Birds in California are nesting more than a week earlier than they did a century ago, according to a recent UC Berkeley study.
The study, which was published in the Proceedings of the National Academy of Sciences on Monday, compared nesting data collected in the early 1900s with current data on more than 200 species of birds found in California. Researchers found that birds are nesting about five to 12 days earlier than they did 75 to 100 years ago to avoid warmer temperatures.
“What we found was that by breeding one week earlier, the temperature that the eggs are exposed to has decreased by about one degree Centigrade, which is about as much as California has warmed over the last hundred years,” said Morgan Tingley, a former UC Berkeley graduate student and assistant professor of ecology and evolutionary biology at the University of Connecticut.

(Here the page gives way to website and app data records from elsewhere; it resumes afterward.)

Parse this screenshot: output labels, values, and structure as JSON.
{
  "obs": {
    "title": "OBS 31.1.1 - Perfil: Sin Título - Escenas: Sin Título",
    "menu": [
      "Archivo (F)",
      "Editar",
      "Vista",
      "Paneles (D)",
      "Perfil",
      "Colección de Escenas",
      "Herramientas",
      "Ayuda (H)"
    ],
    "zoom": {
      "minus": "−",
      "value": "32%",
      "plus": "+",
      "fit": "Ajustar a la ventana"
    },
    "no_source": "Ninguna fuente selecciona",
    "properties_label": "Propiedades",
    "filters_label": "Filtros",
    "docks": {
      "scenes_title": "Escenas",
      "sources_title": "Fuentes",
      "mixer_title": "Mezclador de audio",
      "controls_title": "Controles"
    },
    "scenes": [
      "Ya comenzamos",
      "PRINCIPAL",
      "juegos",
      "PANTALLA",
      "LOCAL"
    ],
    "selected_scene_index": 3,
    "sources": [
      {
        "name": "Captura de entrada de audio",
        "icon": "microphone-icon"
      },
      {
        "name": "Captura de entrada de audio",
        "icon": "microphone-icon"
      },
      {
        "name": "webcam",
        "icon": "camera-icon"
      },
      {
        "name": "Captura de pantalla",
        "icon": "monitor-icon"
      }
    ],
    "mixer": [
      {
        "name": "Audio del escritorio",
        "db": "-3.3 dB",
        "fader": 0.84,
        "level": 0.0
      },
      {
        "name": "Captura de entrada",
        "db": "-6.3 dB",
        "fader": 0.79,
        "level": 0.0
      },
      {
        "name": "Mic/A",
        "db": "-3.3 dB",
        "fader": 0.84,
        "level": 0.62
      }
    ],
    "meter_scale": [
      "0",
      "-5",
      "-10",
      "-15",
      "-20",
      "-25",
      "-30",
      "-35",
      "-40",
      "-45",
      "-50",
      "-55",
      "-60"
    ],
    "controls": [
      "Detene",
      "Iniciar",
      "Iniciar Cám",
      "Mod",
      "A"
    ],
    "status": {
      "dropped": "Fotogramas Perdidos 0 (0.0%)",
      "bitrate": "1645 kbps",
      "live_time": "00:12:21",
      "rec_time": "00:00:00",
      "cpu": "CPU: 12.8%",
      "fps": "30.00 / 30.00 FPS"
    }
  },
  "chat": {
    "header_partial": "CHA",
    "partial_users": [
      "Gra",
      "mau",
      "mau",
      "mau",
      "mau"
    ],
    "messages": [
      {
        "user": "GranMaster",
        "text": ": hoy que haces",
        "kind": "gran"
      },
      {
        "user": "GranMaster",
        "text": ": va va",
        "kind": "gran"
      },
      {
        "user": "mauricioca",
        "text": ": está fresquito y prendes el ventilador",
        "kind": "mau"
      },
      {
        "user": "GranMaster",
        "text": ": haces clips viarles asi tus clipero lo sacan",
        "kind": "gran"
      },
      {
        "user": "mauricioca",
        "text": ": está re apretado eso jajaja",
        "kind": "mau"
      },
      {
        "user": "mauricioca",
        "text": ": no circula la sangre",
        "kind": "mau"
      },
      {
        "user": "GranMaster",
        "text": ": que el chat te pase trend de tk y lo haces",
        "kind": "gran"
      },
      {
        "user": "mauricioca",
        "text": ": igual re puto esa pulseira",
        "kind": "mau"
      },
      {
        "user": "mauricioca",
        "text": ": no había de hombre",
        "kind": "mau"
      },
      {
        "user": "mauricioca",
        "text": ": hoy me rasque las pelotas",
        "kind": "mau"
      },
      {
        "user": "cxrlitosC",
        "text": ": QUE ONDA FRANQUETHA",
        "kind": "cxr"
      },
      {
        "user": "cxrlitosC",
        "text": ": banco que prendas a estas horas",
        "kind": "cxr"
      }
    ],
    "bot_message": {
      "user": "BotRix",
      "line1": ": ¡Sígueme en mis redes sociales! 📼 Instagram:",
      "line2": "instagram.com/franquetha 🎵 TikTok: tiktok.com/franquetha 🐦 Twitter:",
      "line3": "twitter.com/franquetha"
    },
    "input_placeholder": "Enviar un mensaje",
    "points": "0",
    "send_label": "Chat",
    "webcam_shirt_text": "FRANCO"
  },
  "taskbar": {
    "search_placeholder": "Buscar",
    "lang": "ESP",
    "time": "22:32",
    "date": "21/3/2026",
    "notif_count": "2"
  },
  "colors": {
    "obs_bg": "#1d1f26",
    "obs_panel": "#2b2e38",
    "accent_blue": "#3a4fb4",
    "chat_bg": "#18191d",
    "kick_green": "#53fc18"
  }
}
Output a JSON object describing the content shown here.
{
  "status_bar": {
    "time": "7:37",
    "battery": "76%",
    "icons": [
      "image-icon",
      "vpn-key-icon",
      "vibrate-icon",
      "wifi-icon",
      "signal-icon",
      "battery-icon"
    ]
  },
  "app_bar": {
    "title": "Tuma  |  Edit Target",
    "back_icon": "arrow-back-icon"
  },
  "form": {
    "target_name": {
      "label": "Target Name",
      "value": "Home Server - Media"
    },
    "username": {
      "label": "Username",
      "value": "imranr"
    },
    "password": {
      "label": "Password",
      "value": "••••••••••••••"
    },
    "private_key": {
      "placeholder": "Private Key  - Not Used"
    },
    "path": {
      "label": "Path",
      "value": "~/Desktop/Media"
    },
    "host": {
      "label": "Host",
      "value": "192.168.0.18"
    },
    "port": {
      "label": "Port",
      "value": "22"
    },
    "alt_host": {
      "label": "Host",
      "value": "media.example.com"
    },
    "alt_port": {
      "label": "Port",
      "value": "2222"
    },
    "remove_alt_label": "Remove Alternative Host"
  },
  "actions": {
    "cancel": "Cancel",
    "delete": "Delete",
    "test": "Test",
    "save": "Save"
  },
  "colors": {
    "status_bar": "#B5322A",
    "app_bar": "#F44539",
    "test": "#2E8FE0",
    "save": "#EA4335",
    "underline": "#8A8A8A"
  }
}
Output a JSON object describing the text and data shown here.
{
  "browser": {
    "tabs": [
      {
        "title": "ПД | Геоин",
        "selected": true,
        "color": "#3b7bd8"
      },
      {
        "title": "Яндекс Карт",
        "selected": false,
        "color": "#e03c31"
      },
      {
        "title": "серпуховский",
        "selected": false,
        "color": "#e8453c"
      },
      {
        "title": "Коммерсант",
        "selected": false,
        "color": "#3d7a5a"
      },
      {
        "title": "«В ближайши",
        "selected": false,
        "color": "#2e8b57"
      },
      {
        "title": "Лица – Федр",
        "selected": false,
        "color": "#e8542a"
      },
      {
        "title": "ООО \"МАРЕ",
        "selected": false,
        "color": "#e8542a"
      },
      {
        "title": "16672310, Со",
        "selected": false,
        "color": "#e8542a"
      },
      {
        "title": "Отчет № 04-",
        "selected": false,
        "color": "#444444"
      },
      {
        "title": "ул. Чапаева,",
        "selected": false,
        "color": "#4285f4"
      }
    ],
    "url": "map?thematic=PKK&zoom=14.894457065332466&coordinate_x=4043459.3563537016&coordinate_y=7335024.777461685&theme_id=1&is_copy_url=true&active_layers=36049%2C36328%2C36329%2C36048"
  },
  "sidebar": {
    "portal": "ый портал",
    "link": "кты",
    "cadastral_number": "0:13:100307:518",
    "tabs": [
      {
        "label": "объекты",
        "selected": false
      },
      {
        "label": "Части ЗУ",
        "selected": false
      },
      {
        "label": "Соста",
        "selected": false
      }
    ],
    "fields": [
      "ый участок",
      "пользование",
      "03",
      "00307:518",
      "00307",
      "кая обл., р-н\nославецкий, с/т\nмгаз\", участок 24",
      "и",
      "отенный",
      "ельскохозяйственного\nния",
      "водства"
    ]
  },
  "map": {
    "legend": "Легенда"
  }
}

The study was co-authored by Tingley, former UC Berkeley postdoctoral fellow Pete Epanchin, UC Berkeley professor of ecology and conservation biology Steven Beissinger and University of Connecticut postdoctoral fellow Jacob Socolar.
According to Tingley, the birds were exposed to higher temperatures and higher precipitation, which disrupts the synchrony between the time their eggs hatch and the emergence of their food resources.
Tingley said some species in California have already been found to shift their nests to higher elevations to compensate for increasing temperatures. This new study, however, shows that birds might not just be shifting in space, but also in their phenology, which is the time that animals do certain things in their life cycle.
“It forces us to take a step back and think, ‘Wait a minute, birds actually have a wider variety of ways to respond to this temperature issue than we might have considered initially,’ ” Socolar said.
According to Beissinger, the study’s comparisons were possible because of historical data collected by UC Berkeley biologist Joseph Grinnell and his students in the 1910s and 1920s.
The research team used data from field journals preserved in UC Berkeley’s Museum of Vertebrate Zoology for baseline comparisons to evaluate how birds have changed their geographical locations and their daily habits.
The results of the study show the extent of temperature changes across the state and how it impacts wildlife.
“This study is important because of both the scale, the geographic scale, and the large number of species that are shown responding to climate change,” Beissinger said.
Tingley said his lab is currently beginning new work on how the seasonal timing of events responds to climate change.
Socolar said he hopes the study will allow researchers to predict how birds will respond as the climate continues to change.
The team is also continuing to resurvey birds across the state based on Grinnell’s data. Beissinger added that the team is looking at nesting data others have collected across North America.
“We’re hoping to be able to put together a statewide picture of the changes that have happened over the last century and use that to forecast changes for the future,” Beissinger said.